In 1995, the Shell Learning Center was opened. Located 40 minutes north of downtown Houston in an idyllic woodland setting, the Learning Center is designed to encourage "out-of-the-box" free thinking, and to act as a practice field for new ideas.
1996 – Mars Project
In July of 1996, the Mars platform was installed in 2,940 feet of water, surpassing the previous depth record for the Gulf of Mexico established by Shell's Auger Tension Leg Platform. Mars was the largest oil and gas discovery in the Gulf of Mexico in two decades.
1996 Corterra Polymers Development
Shell Chemical was instrumental in the development of Corterra Polymers, which have extensive applications in the carpet and textile markets. Corterra Polymers combine the chemical resistance characteristics of polyester and the shape recovery properties of nylon.
1997 – Shell Houston Open Golf Tournament
In 1997, the Shell Houston Open donated a record $2.1 million to local charities, making this tournament one of the top two charity events on the PGA Tour. Since Shell assumed the sponsorship of this tournament in 1992, more than $7.2 million has been donated to area charities.

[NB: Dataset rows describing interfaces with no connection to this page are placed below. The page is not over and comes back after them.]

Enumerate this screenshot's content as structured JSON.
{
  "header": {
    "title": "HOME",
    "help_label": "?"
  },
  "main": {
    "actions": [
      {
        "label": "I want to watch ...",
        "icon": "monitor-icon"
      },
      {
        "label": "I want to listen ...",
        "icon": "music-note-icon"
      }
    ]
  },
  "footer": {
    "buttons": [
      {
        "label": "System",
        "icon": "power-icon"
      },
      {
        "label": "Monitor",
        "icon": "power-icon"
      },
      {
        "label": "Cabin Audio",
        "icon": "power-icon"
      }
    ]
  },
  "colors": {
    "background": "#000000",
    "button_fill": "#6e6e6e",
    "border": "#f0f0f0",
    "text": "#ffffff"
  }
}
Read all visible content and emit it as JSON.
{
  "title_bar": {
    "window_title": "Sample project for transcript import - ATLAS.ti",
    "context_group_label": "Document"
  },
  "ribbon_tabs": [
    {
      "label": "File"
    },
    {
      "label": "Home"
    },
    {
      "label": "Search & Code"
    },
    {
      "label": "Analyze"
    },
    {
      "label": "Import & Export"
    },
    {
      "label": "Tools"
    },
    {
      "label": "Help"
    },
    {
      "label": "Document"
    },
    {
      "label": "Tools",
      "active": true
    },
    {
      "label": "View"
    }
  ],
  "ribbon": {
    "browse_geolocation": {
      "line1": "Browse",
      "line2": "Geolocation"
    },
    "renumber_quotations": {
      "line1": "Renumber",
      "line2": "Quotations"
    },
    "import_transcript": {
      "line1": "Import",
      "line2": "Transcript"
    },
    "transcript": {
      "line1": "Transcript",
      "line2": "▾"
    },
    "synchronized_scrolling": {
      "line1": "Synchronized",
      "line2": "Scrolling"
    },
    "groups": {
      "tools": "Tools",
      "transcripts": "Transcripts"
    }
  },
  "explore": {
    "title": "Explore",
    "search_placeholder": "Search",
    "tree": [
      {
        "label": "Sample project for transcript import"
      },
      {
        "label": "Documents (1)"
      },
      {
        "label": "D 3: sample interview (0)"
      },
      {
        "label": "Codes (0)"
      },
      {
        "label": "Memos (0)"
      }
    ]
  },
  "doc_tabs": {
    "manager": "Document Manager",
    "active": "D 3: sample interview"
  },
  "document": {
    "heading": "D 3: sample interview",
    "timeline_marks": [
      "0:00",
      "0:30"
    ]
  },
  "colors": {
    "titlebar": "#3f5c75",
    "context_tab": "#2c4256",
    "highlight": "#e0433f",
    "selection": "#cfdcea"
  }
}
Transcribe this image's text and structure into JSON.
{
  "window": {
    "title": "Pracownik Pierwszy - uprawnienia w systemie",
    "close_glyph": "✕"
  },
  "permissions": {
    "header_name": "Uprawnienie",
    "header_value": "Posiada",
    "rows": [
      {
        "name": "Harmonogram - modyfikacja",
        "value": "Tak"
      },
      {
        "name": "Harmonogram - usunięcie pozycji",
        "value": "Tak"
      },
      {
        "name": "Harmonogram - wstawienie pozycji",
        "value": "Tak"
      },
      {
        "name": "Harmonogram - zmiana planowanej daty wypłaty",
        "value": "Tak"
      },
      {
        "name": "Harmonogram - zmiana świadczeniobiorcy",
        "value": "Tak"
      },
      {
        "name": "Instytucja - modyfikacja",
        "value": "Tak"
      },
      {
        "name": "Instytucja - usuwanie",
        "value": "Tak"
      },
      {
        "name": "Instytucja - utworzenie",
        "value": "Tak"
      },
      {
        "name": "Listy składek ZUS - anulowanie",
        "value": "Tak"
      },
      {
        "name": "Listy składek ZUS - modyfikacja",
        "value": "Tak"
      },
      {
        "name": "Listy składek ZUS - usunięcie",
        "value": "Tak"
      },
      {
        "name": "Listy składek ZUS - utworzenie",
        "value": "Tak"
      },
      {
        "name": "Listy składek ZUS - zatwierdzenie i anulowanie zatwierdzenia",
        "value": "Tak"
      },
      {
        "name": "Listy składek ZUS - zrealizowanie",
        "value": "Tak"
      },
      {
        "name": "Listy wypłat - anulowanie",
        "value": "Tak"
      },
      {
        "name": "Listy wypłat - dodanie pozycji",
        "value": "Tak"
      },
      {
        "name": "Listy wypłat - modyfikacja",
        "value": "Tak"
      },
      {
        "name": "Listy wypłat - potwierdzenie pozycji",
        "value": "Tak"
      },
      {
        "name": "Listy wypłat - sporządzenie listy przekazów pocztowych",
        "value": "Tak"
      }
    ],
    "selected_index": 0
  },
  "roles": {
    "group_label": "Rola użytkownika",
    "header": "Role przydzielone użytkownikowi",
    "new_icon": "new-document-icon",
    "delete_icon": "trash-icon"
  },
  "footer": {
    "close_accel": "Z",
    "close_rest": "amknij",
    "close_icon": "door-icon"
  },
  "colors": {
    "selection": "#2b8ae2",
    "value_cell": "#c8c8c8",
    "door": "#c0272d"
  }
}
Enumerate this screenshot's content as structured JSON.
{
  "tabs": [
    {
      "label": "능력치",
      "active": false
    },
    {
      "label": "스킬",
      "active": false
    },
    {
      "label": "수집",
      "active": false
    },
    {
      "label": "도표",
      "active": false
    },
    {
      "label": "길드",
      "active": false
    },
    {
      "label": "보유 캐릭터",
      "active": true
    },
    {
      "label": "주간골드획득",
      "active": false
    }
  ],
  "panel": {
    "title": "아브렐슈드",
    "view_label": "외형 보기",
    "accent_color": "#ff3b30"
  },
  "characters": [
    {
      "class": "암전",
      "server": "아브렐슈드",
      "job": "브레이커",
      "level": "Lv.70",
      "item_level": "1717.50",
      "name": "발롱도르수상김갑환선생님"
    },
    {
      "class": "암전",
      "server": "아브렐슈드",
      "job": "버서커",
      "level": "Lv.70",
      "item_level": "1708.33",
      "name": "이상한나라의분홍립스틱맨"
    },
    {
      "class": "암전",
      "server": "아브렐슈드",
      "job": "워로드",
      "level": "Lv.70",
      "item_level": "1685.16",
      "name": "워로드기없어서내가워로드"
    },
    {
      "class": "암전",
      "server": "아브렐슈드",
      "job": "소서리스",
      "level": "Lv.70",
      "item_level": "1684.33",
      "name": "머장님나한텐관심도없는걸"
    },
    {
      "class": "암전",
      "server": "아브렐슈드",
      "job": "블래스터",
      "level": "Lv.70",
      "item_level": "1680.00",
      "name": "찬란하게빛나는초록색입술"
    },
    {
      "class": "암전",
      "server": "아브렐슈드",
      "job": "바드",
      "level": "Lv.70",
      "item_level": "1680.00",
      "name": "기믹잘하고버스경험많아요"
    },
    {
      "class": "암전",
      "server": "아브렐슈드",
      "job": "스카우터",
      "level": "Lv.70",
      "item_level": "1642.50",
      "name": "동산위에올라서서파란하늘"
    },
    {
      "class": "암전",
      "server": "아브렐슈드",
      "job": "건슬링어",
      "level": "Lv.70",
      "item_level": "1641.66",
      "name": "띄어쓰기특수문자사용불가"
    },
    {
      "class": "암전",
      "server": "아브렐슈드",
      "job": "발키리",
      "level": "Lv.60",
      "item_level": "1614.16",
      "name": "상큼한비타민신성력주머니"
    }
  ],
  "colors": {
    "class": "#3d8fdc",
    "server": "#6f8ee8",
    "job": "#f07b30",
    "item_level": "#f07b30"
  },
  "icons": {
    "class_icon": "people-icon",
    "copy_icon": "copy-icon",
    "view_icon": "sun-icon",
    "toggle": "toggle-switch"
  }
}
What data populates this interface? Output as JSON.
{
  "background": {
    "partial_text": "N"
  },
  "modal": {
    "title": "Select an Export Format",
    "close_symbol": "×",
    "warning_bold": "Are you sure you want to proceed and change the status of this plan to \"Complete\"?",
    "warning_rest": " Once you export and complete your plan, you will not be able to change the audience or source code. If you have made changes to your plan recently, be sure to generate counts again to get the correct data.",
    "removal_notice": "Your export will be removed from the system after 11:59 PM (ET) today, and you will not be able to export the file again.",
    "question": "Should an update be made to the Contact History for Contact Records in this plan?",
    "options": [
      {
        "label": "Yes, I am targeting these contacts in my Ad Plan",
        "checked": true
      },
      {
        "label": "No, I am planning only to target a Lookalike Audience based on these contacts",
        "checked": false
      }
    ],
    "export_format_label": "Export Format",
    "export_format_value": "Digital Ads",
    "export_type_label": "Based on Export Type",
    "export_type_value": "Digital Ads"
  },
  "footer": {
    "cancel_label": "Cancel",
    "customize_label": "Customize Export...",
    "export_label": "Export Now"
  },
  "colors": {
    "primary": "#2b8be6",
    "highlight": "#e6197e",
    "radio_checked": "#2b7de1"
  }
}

1997 – Project Gemini
In March of 1997, Shell, Texaco and Saudi Aramco announced Project Gemini, a joint venture that would combine their Eastern and Gulf Coast United States refining and marketing businesses. Upon approval by the Federal Trade Commission, this joint venture would allow the three companies to accomplish fundamental change in the way they operate their downstream businesses.
1997 – World Water Depth Record Broken
Shell broke the world's water depth record for production by almost 2,000 feet when the Mensa subsea development began flowing gas from its first well in 5,300 feet of water in the Gulf of Mexico on July 12th.
1998 – Count on Shell at the Winter Olympics
Shell was the sole petroleum products advertiser during CBS-TV's 17-day coverage of the 1998 Winter Olympic Games in Nagano, Japan. The Games also served as a launching pad for Shell's new advertising campaign, Count on Shell, which included five new television commercials and the debut of a series of information booklets starting with Driving Dangers.